Anybody who has ever bought (or even thought about buying) a water filter for their kitchen faucet knows it can be a challenging proposition. Some might say it’s almost easier to buy a water filter for the backcountry than it is for your own home, with the word on the street often being that many of them simply don’t do anything worthwhile. Not the LifeStraw Home, which launched on Kickstarter this week and promises to bring the reliable water-filtering performance of LifeStraw’s most popular products to your kitchen.
Most home water filter pitchers remove contaminants from your water supply, reduce chlorine, and if you have particularly hard water, can help how much calcium floats around in there. The result is clearer, crisper tasting water that – even if not actually any healthier for you – is a lot more satisfying to guzzle down, without the stale flavor that often defines tap water.
But LifeStraw, known for their convenient, affordable and long-lasting water filtration units, takes this to another level with the Home. In addition to the activated carbon filter found in most water filters for eliminating chlorine and funky tastes, the LifeStraw Home also has a Membrane MicroFilter, with a filter size of .02 microns, removing 99.99% percent of bacteria, viruses and protozoa. There’s also an Ion Exchange Filter, which helps reduce levels of Lead, Mercury, Chromium III, and Cadmium.
If you live virtually anywhere in America, Canada or Europe, you likely will not need that kind of filtration for your tap water; almost all tap water is safe to drink. But it can be reassuring to know you’re removing a significant amount of anything there might still be floating around.
It could also come in quite handy if you’re traveling abroad to locales where the drinking water is of questionable quality, or even if you’re getting off grid for a while. The MicroFilter will last about 264 gallons while the Carbon and Ion filter will need to be replaced more often – about every 40 gallons.

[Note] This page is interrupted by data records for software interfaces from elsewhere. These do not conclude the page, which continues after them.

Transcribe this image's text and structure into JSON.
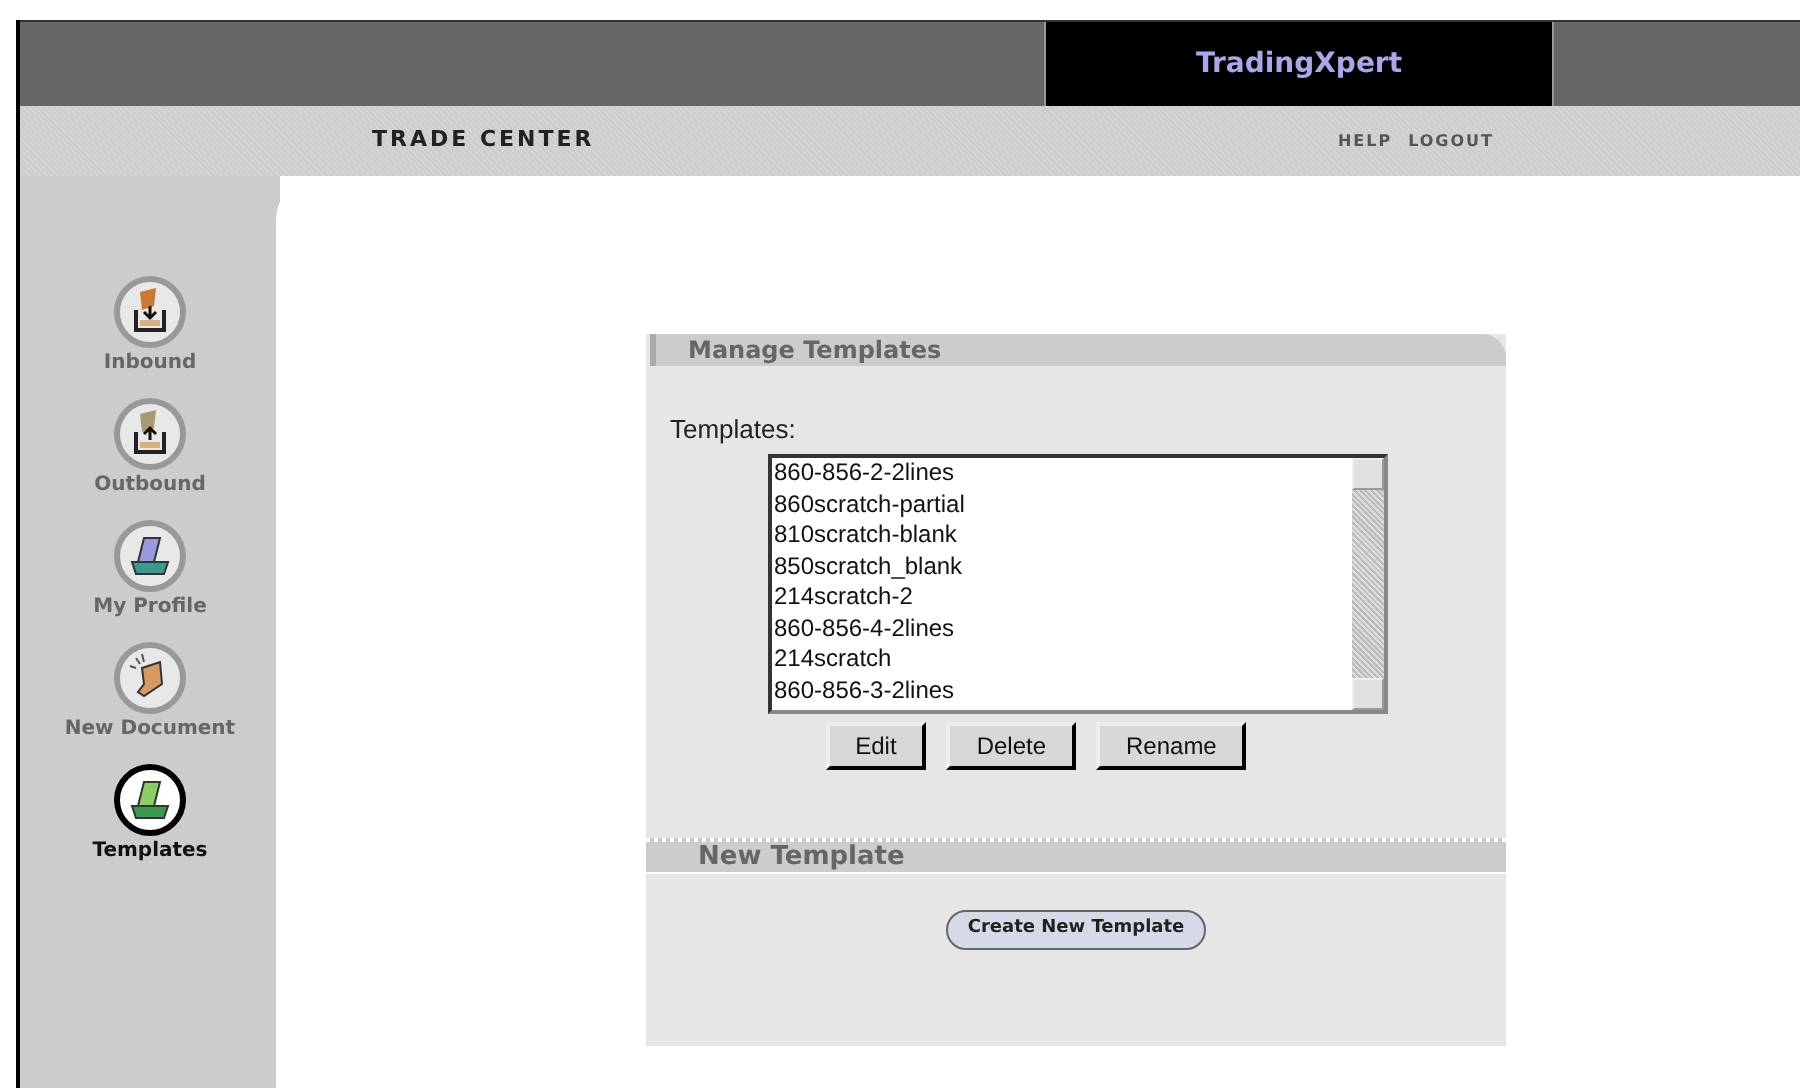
{
  "header": {
    "brand": "TradingXpert",
    "section": "TRADE CENTER",
    "links": [
      "HELP",
      "LOGOUT"
    ]
  },
  "sidebar": {
    "items": [
      {
        "label": "Inbound",
        "kind": "inbound",
        "selected": false
      },
      {
        "label": "Outbound",
        "kind": "outbound",
        "selected": false
      },
      {
        "label": "My Profile",
        "kind": "profile",
        "selected": false
      },
      {
        "label": "New Document",
        "kind": "newdoc",
        "selected": false
      },
      {
        "label": "Templates",
        "kind": "templates",
        "selected": true
      }
    ]
  },
  "manage": {
    "title": "Manage Templates",
    "list_label": "Templates:",
    "templates": [
      "860-856-2-2lines",
      "860scratch-partial",
      "810scratch-blank",
      "850scratch_blank",
      "214scratch-2",
      "860-856-4-2lines",
      "214scratch",
      "860-856-3-2lines"
    ],
    "buttons": [
      "Edit",
      "Delete",
      "Rename"
    ]
  },
  "new_template": {
    "title": "New Template",
    "button": "Create New Template"
  }
}
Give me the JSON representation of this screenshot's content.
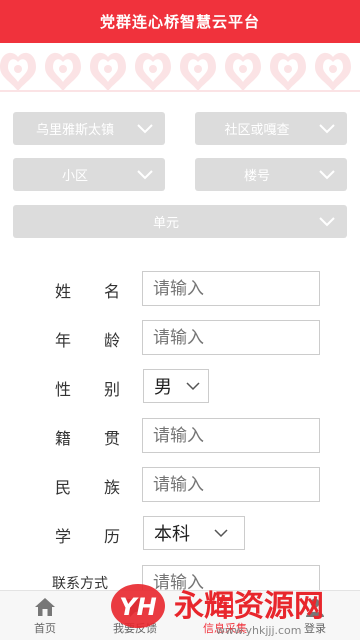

The LifeStraw Home starts at $50 on Kickstarter, and they’re only halfway to their goal – why not go help them out?